The World Anti-Doping Agency (WADA) urged the Kenyan government to act "quickly in the interest of protecting clean sport" after the athletics powerhouse found itself caught in the eye of a fresh doping storm.
A new investigation by German television channel ARD and Britain's Sunday Times newspaper alleged on Saturday that doping is rife at the elite training centre in Iten.
Previous joint research by ARD and the British newspaper led to the banning of the Russian athletics team from the Olympic Games for state-sponsored doping.
Over the past three years, around 40 Kenyan athletes have failed doping tests, shredding their reputation for probity and laying bare the reality behind their reputation as the most dominant middle-to-long distance running nation in the world.
The allegations are a major blow as they follow only weeks after Kenyan lawmakers passed a law, having been threatened with a similar sanction as the Russians by WADA - making it a criminal act to either dope or to supply such products.
The documentary, largely filmed with a hidden camera, says it successfully infiltrated a team, posing as an athlete, in the training centre, a favoured spot for distance runners, both Kenyan and European, as it is at high altitude - 2,400 metres above sea level.
The documentary shows images of boxes of the endurance-boosting drug EPO on the inside of the training centre and used syringes dumped in a bin.
EPO is shown to be widely available in the pharmacies around the centre whilst two doctors are only too willing to propose supplying the journalist posing as an athlete with doping products.
One of the two doctors claims to have supplied to "more than 50 athletes, including three British runners, based on his guarantee he could dramatically improve their performances in "three months".
"Even if the athletes are subjected to doping tests they will find nothing," says the doctor.
"That is what the top level athletes take."

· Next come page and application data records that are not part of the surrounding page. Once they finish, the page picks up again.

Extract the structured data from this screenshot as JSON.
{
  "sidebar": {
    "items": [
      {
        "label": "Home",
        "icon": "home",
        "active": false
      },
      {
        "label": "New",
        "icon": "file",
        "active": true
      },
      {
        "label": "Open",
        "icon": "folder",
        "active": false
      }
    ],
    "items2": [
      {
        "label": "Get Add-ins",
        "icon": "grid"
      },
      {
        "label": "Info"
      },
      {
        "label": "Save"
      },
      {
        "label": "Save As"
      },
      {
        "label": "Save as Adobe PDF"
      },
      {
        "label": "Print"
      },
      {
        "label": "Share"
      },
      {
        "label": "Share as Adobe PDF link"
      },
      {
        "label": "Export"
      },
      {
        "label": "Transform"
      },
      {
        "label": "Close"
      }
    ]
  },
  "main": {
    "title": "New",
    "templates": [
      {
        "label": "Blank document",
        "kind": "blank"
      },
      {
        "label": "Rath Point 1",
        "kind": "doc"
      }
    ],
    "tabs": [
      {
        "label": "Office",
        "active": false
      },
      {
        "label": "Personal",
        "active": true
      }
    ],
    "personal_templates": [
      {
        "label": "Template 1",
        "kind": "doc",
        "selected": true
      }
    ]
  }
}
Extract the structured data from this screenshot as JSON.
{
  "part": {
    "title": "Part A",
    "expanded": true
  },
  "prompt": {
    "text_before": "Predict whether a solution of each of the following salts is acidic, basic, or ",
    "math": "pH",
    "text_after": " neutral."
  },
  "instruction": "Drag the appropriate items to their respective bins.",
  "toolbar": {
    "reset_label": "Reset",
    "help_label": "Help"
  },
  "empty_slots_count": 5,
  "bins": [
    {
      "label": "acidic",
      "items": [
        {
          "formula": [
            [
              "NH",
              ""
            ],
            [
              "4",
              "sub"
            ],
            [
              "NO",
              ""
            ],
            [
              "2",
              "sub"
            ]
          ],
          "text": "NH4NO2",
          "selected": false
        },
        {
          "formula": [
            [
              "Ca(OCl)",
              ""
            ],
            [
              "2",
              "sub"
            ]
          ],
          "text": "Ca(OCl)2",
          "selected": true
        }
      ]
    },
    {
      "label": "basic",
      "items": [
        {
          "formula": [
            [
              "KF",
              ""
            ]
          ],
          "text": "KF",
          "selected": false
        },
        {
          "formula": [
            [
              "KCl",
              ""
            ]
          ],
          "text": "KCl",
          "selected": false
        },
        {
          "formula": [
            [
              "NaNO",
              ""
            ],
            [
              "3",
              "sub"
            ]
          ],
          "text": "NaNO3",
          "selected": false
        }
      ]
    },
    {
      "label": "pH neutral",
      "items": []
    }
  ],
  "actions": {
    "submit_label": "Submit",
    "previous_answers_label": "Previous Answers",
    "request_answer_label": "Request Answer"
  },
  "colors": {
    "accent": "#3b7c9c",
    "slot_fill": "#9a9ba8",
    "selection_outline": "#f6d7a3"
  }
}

The same doctor, according to ARD, when approached again retracted his claims and said he had nothing to do with doping and to have made up supplying the products.
However, both he and the other doctor featured have since been arrested by Kenyan police, according to ARD.
A man said to be the coach of an Olympic champion, appearing with his face hidden, confirms the claims made in the documentary.
"The great majority of the athletes who appear out of nowhere are doped," he says.
The chief executive of UK Anti-Doping, Nicole Sapstead, said the report was "of grave concern and of significant interest", adding they were investigating.
"I can confirm that this evidence is being treated with the utmost importance and urgency, and two UKAD staff are currently in Kenya pursuing a number of lines of enquiry," she said in a statement.
Newly-installed WADA director-general Olivier Niggli, in a statement issued from the organisation's Montreal headquarters, said he had "full confidence " in UKAD.
He added: "This article is one in a series of reports questioning Kenya`s ability to effectively address doping; and, suggesting that there exists a culture of doping in the country.
"At the very least, this is an indication that the Kenyan government must quickly put the necessary human resources behind Anti-Doping Agency of Kenya (ADAK) in the interest of protecting clean sport."
Earlier, ADAK head Japhter Rugut told ARD: "We can see that we have a lot of problems at grassroots level and we will work with the police so as to weed out all those implicated in these criminal activities, both sports people and doctors, who will have to answer for their actions.
"We want to go to Rio with a clean team."